* Task statement *
Which lines of the data include the string "AttendanceBook"? List them all.
============
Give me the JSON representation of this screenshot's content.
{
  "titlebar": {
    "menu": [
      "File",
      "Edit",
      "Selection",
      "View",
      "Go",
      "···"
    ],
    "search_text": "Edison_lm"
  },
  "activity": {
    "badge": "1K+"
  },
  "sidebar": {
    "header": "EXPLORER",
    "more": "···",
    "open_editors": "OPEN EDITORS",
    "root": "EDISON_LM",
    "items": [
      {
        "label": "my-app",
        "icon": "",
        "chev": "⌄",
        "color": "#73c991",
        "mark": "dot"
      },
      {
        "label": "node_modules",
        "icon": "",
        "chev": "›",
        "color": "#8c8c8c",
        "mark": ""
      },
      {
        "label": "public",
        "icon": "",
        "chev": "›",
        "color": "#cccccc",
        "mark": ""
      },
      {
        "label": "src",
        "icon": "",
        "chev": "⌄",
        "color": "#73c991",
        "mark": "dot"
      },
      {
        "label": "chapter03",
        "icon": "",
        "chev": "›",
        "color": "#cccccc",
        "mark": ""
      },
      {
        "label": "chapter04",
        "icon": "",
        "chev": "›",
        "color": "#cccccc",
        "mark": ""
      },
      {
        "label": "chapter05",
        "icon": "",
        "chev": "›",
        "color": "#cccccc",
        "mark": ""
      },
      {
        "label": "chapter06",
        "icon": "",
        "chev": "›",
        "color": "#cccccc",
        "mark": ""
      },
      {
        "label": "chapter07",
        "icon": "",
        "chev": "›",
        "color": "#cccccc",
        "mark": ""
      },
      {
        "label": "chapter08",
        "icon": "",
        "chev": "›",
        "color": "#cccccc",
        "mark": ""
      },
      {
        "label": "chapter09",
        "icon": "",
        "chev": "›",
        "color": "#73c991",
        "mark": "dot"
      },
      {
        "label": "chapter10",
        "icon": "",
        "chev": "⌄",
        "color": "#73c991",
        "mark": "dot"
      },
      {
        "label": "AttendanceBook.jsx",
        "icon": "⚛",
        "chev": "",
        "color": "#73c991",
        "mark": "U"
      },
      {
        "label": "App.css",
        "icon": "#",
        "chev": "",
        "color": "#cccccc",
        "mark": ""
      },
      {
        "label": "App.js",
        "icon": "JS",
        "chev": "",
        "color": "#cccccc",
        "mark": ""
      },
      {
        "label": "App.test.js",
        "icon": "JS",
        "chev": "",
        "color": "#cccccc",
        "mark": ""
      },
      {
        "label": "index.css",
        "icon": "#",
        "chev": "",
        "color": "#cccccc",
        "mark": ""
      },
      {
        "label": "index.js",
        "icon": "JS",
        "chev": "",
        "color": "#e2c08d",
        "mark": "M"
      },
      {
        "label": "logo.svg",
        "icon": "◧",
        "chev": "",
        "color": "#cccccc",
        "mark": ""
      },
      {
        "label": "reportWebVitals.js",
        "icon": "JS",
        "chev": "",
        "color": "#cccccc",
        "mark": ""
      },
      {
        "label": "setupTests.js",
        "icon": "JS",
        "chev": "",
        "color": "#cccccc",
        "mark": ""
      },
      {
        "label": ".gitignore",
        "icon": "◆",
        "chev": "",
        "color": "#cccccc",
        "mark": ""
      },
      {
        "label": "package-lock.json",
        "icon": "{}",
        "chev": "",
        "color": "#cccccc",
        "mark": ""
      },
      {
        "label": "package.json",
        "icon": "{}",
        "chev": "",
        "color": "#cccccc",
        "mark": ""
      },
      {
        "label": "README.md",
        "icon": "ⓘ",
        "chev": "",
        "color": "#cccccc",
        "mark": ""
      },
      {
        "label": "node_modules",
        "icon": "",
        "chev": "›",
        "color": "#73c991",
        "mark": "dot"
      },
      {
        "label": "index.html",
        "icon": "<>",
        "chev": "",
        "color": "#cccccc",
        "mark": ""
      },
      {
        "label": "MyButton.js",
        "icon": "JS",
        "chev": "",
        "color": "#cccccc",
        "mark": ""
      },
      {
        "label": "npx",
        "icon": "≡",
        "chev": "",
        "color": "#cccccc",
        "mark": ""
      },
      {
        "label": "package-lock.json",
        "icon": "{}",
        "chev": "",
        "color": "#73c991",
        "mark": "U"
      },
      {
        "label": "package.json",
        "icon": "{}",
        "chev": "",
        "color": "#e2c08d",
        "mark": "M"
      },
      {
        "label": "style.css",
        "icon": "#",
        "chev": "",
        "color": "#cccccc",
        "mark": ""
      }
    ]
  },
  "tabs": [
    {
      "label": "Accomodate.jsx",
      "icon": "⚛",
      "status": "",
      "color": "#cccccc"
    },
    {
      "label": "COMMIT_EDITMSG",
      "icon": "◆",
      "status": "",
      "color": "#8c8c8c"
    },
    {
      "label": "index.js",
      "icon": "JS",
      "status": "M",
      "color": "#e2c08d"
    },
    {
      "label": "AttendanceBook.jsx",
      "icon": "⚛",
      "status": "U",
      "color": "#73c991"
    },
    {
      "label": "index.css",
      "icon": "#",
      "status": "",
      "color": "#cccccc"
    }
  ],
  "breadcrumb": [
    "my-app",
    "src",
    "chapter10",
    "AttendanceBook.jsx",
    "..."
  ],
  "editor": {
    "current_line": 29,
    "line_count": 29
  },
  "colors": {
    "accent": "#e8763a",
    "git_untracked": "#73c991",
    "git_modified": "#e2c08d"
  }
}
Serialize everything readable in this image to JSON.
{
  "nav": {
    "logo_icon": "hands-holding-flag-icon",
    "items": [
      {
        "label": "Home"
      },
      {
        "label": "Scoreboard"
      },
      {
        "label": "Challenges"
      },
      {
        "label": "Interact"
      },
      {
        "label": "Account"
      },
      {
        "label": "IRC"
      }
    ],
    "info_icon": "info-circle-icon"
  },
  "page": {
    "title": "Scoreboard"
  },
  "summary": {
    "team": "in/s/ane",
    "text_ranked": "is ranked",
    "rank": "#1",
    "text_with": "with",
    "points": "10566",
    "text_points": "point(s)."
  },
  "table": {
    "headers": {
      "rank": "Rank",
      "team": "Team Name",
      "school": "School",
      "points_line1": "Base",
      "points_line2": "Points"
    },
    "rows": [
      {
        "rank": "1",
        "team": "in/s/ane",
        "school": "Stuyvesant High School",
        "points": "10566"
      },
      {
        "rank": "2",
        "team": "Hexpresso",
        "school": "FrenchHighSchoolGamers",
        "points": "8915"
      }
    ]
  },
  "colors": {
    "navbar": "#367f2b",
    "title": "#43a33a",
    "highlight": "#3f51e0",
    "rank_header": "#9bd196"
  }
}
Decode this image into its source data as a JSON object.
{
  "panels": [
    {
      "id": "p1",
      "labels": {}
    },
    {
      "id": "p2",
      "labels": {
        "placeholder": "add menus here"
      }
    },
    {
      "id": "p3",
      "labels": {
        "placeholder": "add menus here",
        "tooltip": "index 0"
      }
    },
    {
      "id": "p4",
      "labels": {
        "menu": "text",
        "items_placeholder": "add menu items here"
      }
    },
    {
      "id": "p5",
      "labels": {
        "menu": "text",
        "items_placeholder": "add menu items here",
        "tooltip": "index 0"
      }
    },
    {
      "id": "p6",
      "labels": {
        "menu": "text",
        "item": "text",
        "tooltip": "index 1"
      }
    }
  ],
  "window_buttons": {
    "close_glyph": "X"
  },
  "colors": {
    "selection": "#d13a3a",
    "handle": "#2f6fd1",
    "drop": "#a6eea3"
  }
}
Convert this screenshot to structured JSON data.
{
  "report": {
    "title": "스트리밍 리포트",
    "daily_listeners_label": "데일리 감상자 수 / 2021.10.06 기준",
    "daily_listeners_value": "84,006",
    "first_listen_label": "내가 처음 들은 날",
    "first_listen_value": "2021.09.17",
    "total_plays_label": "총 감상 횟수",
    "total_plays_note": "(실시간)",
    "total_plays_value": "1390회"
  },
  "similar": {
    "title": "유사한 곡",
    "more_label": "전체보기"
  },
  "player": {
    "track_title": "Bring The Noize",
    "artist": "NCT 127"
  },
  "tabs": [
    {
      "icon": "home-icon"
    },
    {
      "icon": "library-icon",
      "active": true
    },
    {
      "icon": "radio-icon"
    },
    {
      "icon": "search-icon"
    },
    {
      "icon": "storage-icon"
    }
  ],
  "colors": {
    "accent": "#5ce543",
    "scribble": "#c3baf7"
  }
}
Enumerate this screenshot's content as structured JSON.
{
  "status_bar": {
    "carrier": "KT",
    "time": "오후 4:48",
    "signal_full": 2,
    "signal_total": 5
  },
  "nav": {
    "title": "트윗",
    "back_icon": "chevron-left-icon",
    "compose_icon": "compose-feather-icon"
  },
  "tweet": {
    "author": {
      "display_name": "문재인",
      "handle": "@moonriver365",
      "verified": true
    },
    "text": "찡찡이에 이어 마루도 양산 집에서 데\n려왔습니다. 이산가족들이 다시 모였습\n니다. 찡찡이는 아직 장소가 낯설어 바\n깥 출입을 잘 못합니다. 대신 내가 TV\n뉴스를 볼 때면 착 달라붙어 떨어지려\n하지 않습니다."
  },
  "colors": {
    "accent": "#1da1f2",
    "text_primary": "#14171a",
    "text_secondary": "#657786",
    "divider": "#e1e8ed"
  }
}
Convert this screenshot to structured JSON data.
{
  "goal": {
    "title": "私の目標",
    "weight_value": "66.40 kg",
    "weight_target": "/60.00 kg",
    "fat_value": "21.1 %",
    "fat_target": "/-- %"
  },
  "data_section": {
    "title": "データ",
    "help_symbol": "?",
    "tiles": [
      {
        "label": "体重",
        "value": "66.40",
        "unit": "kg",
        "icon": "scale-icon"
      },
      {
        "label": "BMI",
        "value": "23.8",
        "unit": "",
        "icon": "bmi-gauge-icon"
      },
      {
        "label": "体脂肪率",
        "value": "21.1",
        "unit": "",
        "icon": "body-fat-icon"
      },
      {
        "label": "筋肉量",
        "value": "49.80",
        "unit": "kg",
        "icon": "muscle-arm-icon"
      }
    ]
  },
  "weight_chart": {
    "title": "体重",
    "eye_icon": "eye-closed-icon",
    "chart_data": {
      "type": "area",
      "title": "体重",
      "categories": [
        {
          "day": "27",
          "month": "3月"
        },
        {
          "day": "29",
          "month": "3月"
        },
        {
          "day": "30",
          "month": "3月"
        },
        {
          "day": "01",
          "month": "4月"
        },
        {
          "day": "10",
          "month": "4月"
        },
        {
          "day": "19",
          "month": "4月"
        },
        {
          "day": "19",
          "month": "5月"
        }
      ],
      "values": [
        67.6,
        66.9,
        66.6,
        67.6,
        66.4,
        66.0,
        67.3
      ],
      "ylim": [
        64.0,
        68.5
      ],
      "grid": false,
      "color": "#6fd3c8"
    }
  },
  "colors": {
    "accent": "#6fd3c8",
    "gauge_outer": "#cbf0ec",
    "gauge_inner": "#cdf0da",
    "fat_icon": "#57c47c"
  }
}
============
* Response to this task *
        "label": "AttendanceBook.jsx",
      "label": "AttendanceBook.jsx",
    "AttendanceBook.jsx",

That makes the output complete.